How we have been raised by our own mothers significantly affects the next generation. Parenting and coupling. Central issues to almost everything.
The day after mother’s day and a rousing discussion in our “sinner’s club” Saturday evening has me questioning.
Women strive to live up or live to make up for what they missed. In both parenting and marital relationships.
Men expect out of their wives what they saw or didn’t see their own mothers doing. Yet they want their marriage to be something entirely different then what they witnessed growing up.
Put any variety of couple together and you have issues. He thinks she should stay home with the children. She wants to work and have meaning and value in her life. He wants her to work to add to the income. She wants to spend but not work frustrating the balance. She needs and wants. He needs and wants.
There are relational implications. Economical repercussions. Driving social desires.
It seems what there isn’t is contentment. We wish the past were and press for the future to be but do we enjoy the moments in between?
One particular mother/wife in our sinner’s club is working full-time doing very well (valuable). She was raised by a mother with a mental illness who did not function in a parental way at all. No father in the house and her mother gave her older sister at age 9. Other people filled in gaps but her whole adult life has been attempts to be the opposite of her incapable mother. She wants to stay home and clean the house and have food ready. Her husband is hesitant of not having her income but wants her to “be a better mother”. Her desire is that her kids would have everything she didn’t. While she is at it they are absent a mother that only she can be. The husband had a stay at home mother in a different culture. Who lived simply. He sends her money to support her now. What a ton of issues! So glad we are all in the club together!
Pondering the evening as I awoke on mothers day. My college student but married son and his wife are staying with us for a few weeks. Our new foster son is here on a weekend visit. His 15 and 16 year old brother and sister who call me mom, are in the house too. The shoes of many variety are scattered at the back door which is also my living room. A shirt is hanging over the couch. A book on the mantle and cups equaling more than the number of people in the house are scattered on the counter. I stop and realize. All this is evidence I am a mother. I smile. Give thanks and repent of my desire to have a home that looks otherwise.
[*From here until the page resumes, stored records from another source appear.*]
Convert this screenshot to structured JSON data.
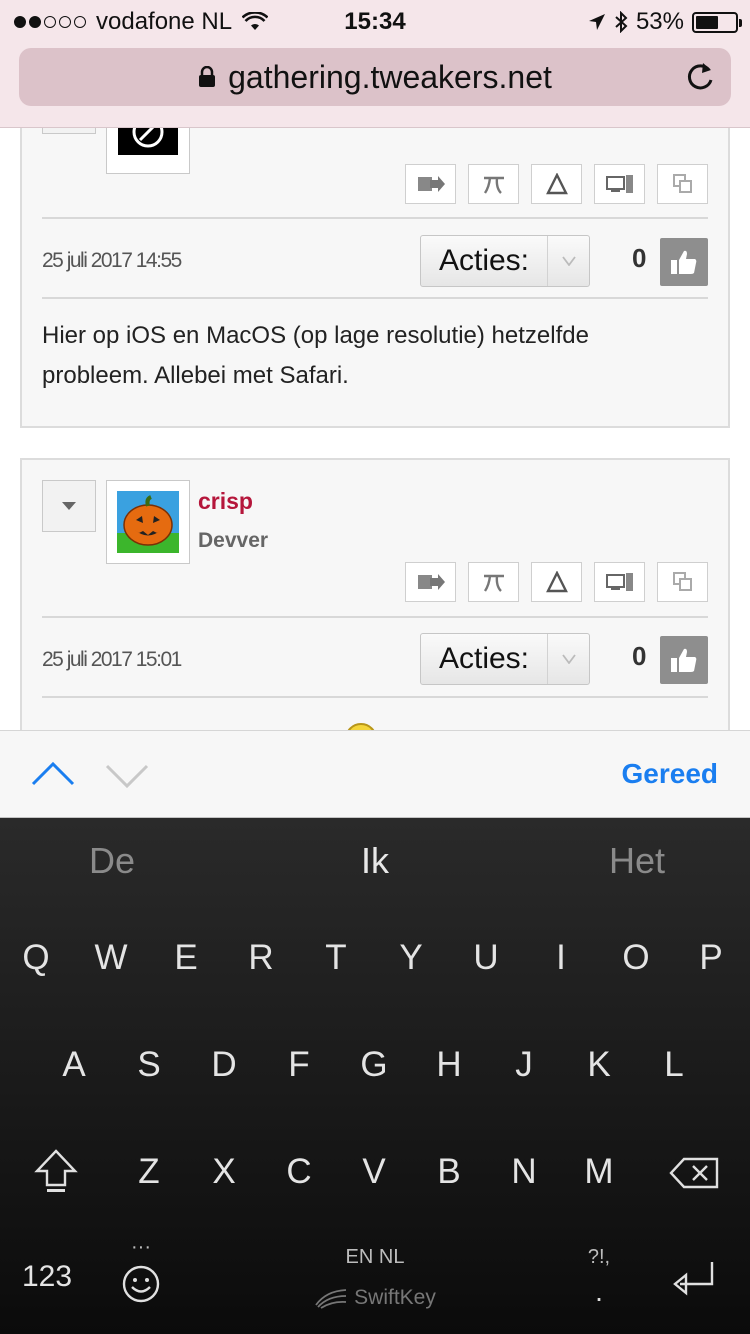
{
  "status_bar": {
    "carrier": "vodafone NL",
    "time": "15:34",
    "battery": "53%",
    "battery_level": 0.53
  },
  "browser": {
    "url": "gathering.tweakers.net"
  },
  "posts": [
    {
      "date": "25 juli 2017 14:55",
      "actions_label": "Acties:",
      "score": "0",
      "body": "Hier op iOS en MacOS (op lage resolutie) hetzelfde probleem. Allebei met Safari."
    },
    {
      "username": "crisp",
      "user_title": "Devver",
      "date": "25 juli 2017 15:01",
      "actions_label": "Acties:",
      "score": "0"
    }
  ],
  "toolbar_icons": [
    "quote-icon",
    "pi-icon",
    "delta-icon",
    "devices-icon",
    "copy-icon"
  ],
  "form_accessory": {
    "done_label": "Gereed"
  },
  "keyboard": {
    "predictions": [
      "De",
      "Ik",
      "Het"
    ],
    "row1": [
      "Q",
      "W",
      "E",
      "R",
      "T",
      "Y",
      "U",
      "I",
      "O",
      "P"
    ],
    "row2": [
      "A",
      "S",
      "D",
      "F",
      "G",
      "H",
      "J",
      "K",
      "L"
    ],
    "row3": [
      "Z",
      "X",
      "C",
      "V",
      "B",
      "N",
      "M"
    ],
    "numbers_label": "123",
    "emoji_more": "···",
    "language_label": "EN NL",
    "brand_label": "SwiftKey",
    "punct_label": "?!,",
    "period_label": "."
  },
  "colors": {
    "accent_blue": "#1a7ef0",
    "username_red": "#b5163b",
    "browser_bar": "#f5e6ea"
  }
}
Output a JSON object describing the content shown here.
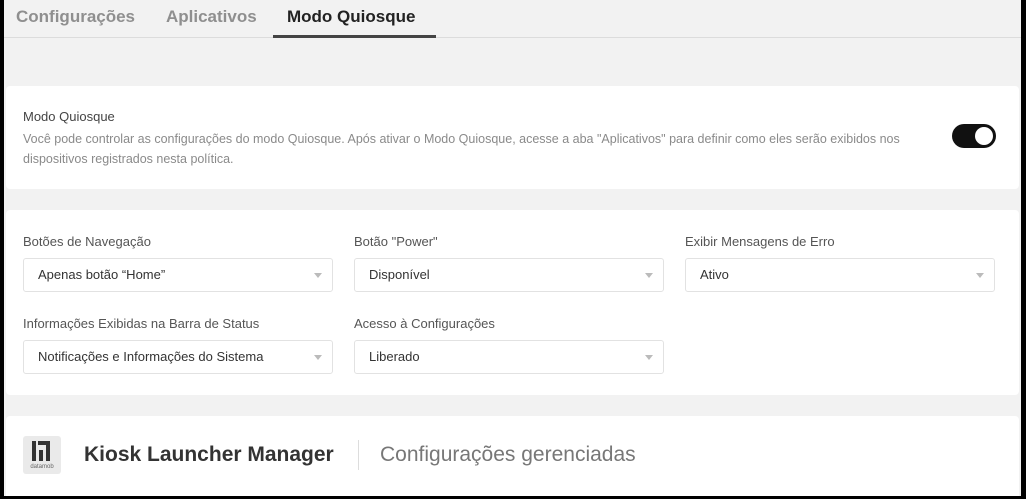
{
  "tabs": [
    {
      "label": "Configurações",
      "active": false
    },
    {
      "label": "Aplicativos",
      "active": false
    },
    {
      "label": "Modo Quiosque",
      "active": true
    }
  ],
  "kiosk": {
    "title": "Modo Quiosque",
    "description": "Você pode controlar as configurações do modo Quiosque. Após ativar o Modo Quiosque, acesse a aba \"Aplicativos\" para definir como eles serão exibidos nos dispositivos registrados nesta política.",
    "enabled": true
  },
  "fields": {
    "nav_buttons": {
      "label": "Botões de Navegação",
      "value": "Apenas botão “Home”"
    },
    "power_button": {
      "label": "Botão \"Power\"",
      "value": "Disponível"
    },
    "error_messages": {
      "label": "Exibir Mensagens de Erro",
      "value": "Ativo"
    },
    "status_bar": {
      "label": "Informações Exibidas na Barra de Status",
      "value": "Notificações e Informações do Sistema"
    },
    "settings_access": {
      "label": "Acesso à Configurações",
      "value": "Liberado"
    }
  },
  "footer": {
    "logo_text": "datamob",
    "app_name": "Kiosk Launcher Manager",
    "subtitle": "Configurações gerenciadas"
  },
  "icons": {
    "logo": "datamob-logo-icon",
    "toggle": "toggle-switch",
    "dropdown": "chevron-down-icon"
  }
}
How odd. We want a happy family. Secure and respectful. Good stewards of stuff and considerate. Can the house be a bit disheveled? Absolutely. I am learning contentment. I am not longing for an empty nest. I have an opportunity to impact the next mothers and fathers. I am a mother.
I hear grand-parenting is much easier. I am very willing to wait!